Have you ever seen a parent in deep discussion with a toddler over an LCM bar? They’re patiently explaining the risk of tooth decay, the importance of a balanced diet, and the timing of dinner. Right there in the middle of the grocery aisle.
Tagged With discipline
There's an episode of Everybody Loves Raymond where Ray remembers an effective parenting method he learned from his dad: AIS. Arse In Seat. He'd say, "We're leaving. 9 o'clock, AIS!" and whoever's arse was not in their seat at the designated time would be left behind. The kicker? Ray tries it on Debra, his wife. Moral: Don't try it on your wife. (Also, yeah, I used to watch a lot of Everybody Loves Raymond - don't hate.)

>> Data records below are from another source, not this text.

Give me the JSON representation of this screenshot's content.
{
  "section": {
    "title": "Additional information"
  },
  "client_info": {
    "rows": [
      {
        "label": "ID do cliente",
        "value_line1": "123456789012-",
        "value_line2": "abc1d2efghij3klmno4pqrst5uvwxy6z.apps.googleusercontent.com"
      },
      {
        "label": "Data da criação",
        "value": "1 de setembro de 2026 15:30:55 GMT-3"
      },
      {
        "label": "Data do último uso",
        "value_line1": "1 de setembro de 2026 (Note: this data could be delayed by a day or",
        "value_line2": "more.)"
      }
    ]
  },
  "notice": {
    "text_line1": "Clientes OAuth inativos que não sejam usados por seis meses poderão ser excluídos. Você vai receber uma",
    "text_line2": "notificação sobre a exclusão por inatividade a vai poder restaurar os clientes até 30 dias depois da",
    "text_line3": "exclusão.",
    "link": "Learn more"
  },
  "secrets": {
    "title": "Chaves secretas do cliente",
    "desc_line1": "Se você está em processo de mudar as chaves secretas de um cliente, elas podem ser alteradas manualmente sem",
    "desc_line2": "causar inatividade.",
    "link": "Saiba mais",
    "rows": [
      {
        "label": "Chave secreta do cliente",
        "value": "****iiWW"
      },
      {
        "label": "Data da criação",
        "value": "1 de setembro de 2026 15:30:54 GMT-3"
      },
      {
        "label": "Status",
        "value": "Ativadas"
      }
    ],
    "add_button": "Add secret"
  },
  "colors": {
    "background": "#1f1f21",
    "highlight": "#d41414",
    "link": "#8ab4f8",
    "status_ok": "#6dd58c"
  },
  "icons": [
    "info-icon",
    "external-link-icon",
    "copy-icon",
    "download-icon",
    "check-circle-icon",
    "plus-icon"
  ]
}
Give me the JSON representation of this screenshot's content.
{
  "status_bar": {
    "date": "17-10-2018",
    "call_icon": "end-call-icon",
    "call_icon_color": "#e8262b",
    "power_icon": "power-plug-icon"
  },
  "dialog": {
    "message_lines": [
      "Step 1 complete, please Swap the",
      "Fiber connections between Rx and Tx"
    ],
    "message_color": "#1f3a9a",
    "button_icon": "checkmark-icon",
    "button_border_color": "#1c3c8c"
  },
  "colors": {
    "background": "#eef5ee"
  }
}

You have problems, I have advice. This advice isn't sugar-coated - in fact, it's sugar-free, and may even be a little bitter. Welcome to Tough Love.

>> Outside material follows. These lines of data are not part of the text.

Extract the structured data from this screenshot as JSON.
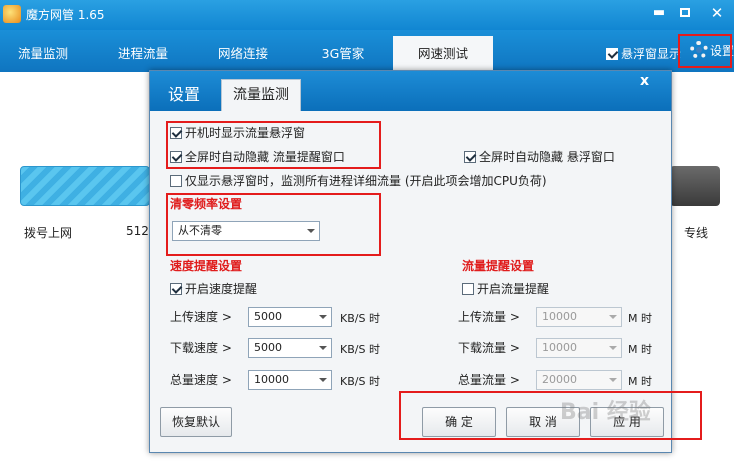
{
  "app": {
    "title": "魔方网管 1.65"
  },
  "tabs": [
    "流量监测",
    "进程流量",
    "网络连接",
    "3G管家",
    "网速测试"
  ],
  "header": {
    "float_window_label": "悬浮窗显示",
    "settings_label": "设置"
  },
  "background": {
    "label_left": "拨号上网",
    "label_mid": "512",
    "label_right": "专线"
  },
  "dialog": {
    "title": "设置",
    "tab": "流量监测",
    "close": "x",
    "options": {
      "show_float_on_start": "开机时显示流量悬浮窗",
      "fullscreen_hide_alert": "全屏时自动隐藏 流量提醒窗口",
      "fullscreen_hide_float": "全屏时自动隐藏 悬浮窗口",
      "float_only_monitor": "仅显示悬浮窗时，监测所有进程详细流量 (开启此项会增加CPU负荷)"
    },
    "reset_freq": {
      "title": "清零频率设置",
      "selected": "从不清零"
    },
    "speed_alert": {
      "title": "速度提醒设置",
      "enable_label": "开启速度提醒",
      "rows": [
        {
          "label": "上传速度 >",
          "value": "5000",
          "unit": "KB/S 时"
        },
        {
          "label": "下载速度 >",
          "value": "5000",
          "unit": "KB/S 时"
        },
        {
          "label": "总量速度 >",
          "value": "10000",
          "unit": "KB/S 时"
        }
      ]
    },
    "traffic_alert": {
      "title": "流量提醒设置",
      "enable_label": "开启流量提醒",
      "rows": [
        {
          "label": "上传流量 >",
          "value": "10000",
          "unit": "M 时"
        },
        {
          "label": "下载流量 >",
          "value": "10000",
          "unit": "M 时"
        },
        {
          "label": "总量流量 >",
          "value": "20000",
          "unit": "M 时"
        }
      ]
    },
    "buttons": {
      "reset": "恢复默认",
      "ok": "确 定",
      "cancel": "取 消",
      "apply": "应 用"
    }
  },
  "watermark": "Bai 经验"
}
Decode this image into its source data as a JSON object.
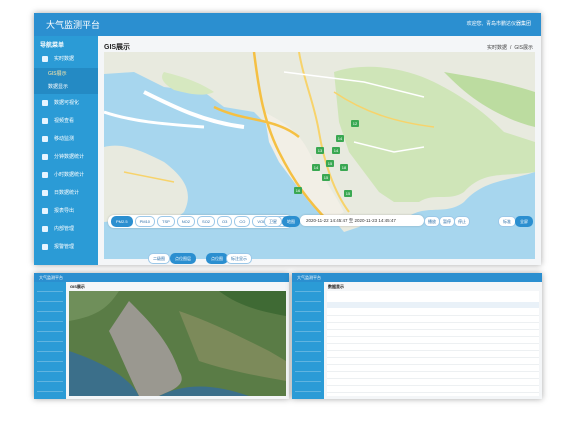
{
  "header": {
    "title": "大气监测平台",
    "welcome": "欢迎您,",
    "org": "青岛市鹏达仪器集团"
  },
  "sidebar": {
    "menu_title": "导航菜单",
    "items": [
      {
        "label": "实时数据",
        "icon": "monitor-icon"
      },
      {
        "label": "GIS展示",
        "sub": true,
        "active": true
      },
      {
        "label": "数据显示",
        "sub": true
      },
      {
        "label": "数据可视化",
        "icon": "chart-icon"
      },
      {
        "label": "视频查看",
        "icon": "video-icon"
      },
      {
        "label": "移动监测",
        "icon": "car-icon"
      },
      {
        "label": "分钟数据统计",
        "icon": "stats-icon"
      },
      {
        "label": "小时数据统计",
        "icon": "stats-icon"
      },
      {
        "label": "日数据统计",
        "icon": "calendar-icon"
      },
      {
        "label": "报表导出",
        "icon": "file-icon"
      },
      {
        "label": "内部管理",
        "icon": "gear-icon"
      },
      {
        "label": "报警管理",
        "icon": "alarm-icon"
      }
    ]
  },
  "main": {
    "section_title": "GIS展示",
    "breadcrumb": [
      "实时数据",
      "/",
      "GIS展示"
    ],
    "pollutants": [
      "PM2.5",
      "PM10",
      "TSP",
      "NO2",
      "SO2",
      "O3",
      "CO",
      "VOL",
      "AQI"
    ],
    "map_toggle": [
      "卫星",
      "地图"
    ],
    "time_range": {
      "start": "2020-11-22 14:45:47",
      "sep": "至",
      "end": "2020-11-23 14:45:47"
    },
    "time_buttons": [
      "播放",
      "暂停",
      "停止"
    ],
    "right_buttons": [
      "标准",
      "全屏"
    ],
    "layer_buttons": [
      "二级图",
      "点位图层"
    ],
    "marker_buttons": [
      "点位图",
      "标注显示"
    ],
    "markers": [
      "12",
      "14",
      "14",
      "13",
      "15",
      "18",
      "15",
      "14",
      "15",
      "16"
    ]
  },
  "mini_left": {
    "title": "大气监测平台",
    "section": "GIS展示"
  },
  "mini_right": {
    "title": "大气监测平台",
    "section": "数据显示"
  },
  "colors": {
    "primary": "#2b8fd0",
    "sidebar": "#2b9bd6",
    "marker": "#3aa852"
  }
}
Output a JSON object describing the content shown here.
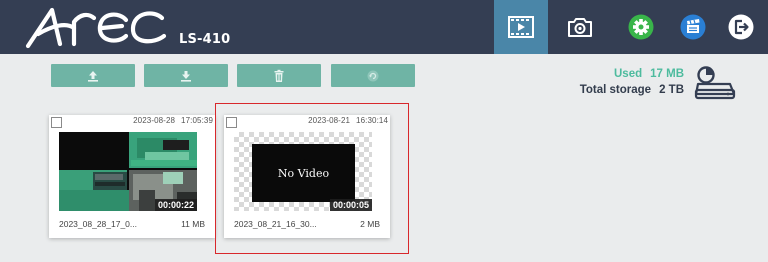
{
  "header": {
    "brand": "Arec",
    "model": "LS-410",
    "nav": [
      {
        "name": "playback",
        "active": true
      },
      {
        "name": "snapshot",
        "active": false
      },
      {
        "name": "settings",
        "active": false
      },
      {
        "name": "clapperboard",
        "active": false
      },
      {
        "name": "logout",
        "active": false
      }
    ]
  },
  "toolbar": {
    "buttons": [
      "upload-icon",
      "download-icon",
      "trash-icon",
      "refresh-icon"
    ]
  },
  "storage": {
    "used_label": "Used",
    "used_value": "17 MB",
    "total_label": "Total storage",
    "total_value": "2 TB"
  },
  "recordings": [
    {
      "date": "2023-08-28",
      "time": "17:05:39",
      "duration": "00:00:22",
      "filename": "2023_08_28_17_0...",
      "size": "11 MB",
      "checked": false,
      "thumbnail": "video-frame"
    },
    {
      "date": "2023-08-21",
      "time": "16:30:14",
      "duration": "00:00:05",
      "filename": "2023_08_21_16_30...",
      "size": "2 MB",
      "checked": false,
      "thumbnail": "no-video",
      "thumbnail_text": "No Video",
      "highlighted": true
    }
  ],
  "colors": {
    "header_bg": "#343e53",
    "active_tab": "#4a86a8",
    "toolbar_button": "#6fb4a5",
    "used_text": "#4dbb9e",
    "settings_icon": "#39b54a",
    "clapper_icon": "#2a7fd4",
    "highlight_border": "#d8282c"
  }
}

Sleep habits. Fertility. Steps per day. Water consumption. There's a tracker for that -- all of that. So it probably shouldn't have surprised me to read Dr Catherine Pearlman's advice for struggling parents, and yet it kind of blew my mind. When you're trying to change your child's behaviour and you're not sure if what you're doing is working, she suggests collecting some data and analysing it.
If you're debating whether to read the letter your time-travelling friend wrote you, "What the hell?" is an okay justification. However, if you're about to utterly ruin your diet all week because you had a tiny slice of cake on Monday, maybe don't give in so easily.
Many parents are moving towards “gentle parenting”, where they choose not to use rewards (sticker charts, lollies, chocolates, TV time as “bribes”) and punishments (taking away “privileges”, time-out, smacking) to encourage good behaviour, but encourage good behaviour for the sake of doing the right thing.
Gentle parents argue that to offer rewards and punishments overrides a child’s natural inclination towards appropriate behaviour by teaching them to behave in certain ways purely to receive a reward, or to avoid punishment.